Regeneration

Is Altrincham about to get the green light for a new £22m leisure centre?

By Josh Peachey at

Trafford Council will decide whether or not to approve a new £22m leisure centre in Altrincham at a meeting next Monday.

The current leisure centre on Oakfield Road is considered to be in such an “extremely poor” condition that it is having a material impact on users, particularly given the competitive local gym market.

A new £10m leisure centre was initially included in the Altair redevelopment plans but after realising that it would cost considerably more than expected – and while Altair’s plans suffer further delays – Trafford Council has decided to take it out of the scheme and develop the centre itself.

If given the go-ahead next week, the process of finding a contractor and drawing up designs will take place in the first half of next year.

The proposed Altrincham Leisure Centre would include 300 car parking spaces.

According to an investment report prepared in support of Trafford’s plans to overhaul leisure services in the borough generally, the new facility will replace the old leisure centre and include a 25-metre pool, a 25-metre leisure pool with a moveable floor, and a car park for 300 cars.
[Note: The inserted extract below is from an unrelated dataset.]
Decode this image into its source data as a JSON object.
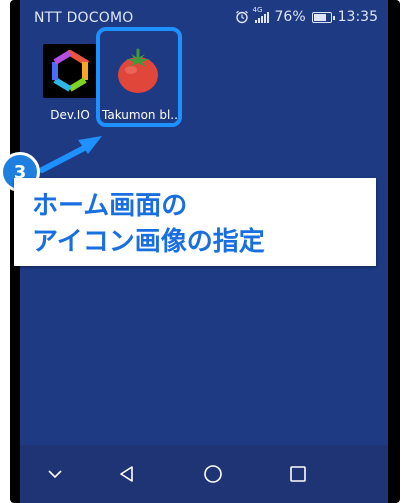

The new fitness area will have 100 stations, twice as many as the existing gym, and a wellness facility.

There will also be a sports hall with six courts, flexible space, a purpose-built gymnastics and trampoline hub, squash courts and a party room.

Subject to Executive approval on Monday, the new centre should be completed and operating by February 2022, with an estimated construction cost of £22.4m.

The current multi-purpose sports hall at Altrincham Leisure centre

The report says that the current facilities across Trafford are “having a serious detrimental impact on the customer experience and the Trafford Leisure business plan”.

It added: “Customer behaviour is changing and loyalty is being stretched. Buildings designed in the 1970s do not meet the needs of the current customer.”

The report argues that, although it was once an extremely busy place, Altrincham Leisure Centre is “at the end of its economic life and refurbishment is not a viable option”.

Altrincham Leisure Centre was built in 1974, with the sports hall and gym added in 1982

Alternatively, leaving the leisure centre as it is would be costly and ultimately result in closure, the report said.

“Condition surveys and life cycle costs over the next 30 years mean that it would cost at least £20m just to maintain a basic level of health and safety compliance,” it added.

“More importantly this option essentially means closure as the centres become more and more unviable to operate due to the condition of the building.”

The estimated construction costs involve borrowing £18.3m – an amount expected to be paid back through future use of the facilities by customers.

One of the pools used by school children at Altrincham Leisure Centre

Trafford has one of the biggest swimming programmes in the country that is enjoyed by many young school children from an early age.

The report states that swimming is considered to be of “vital importance to the future health of children in Trafford”.

“With the facilities in decline, the strategic importance of this to the Council’s aims and objectives is paramount.”

Besides a new leisure centre in Altrincham, the leisure investment report outlines other area for new facilities in Stretford, Sale and Urmston.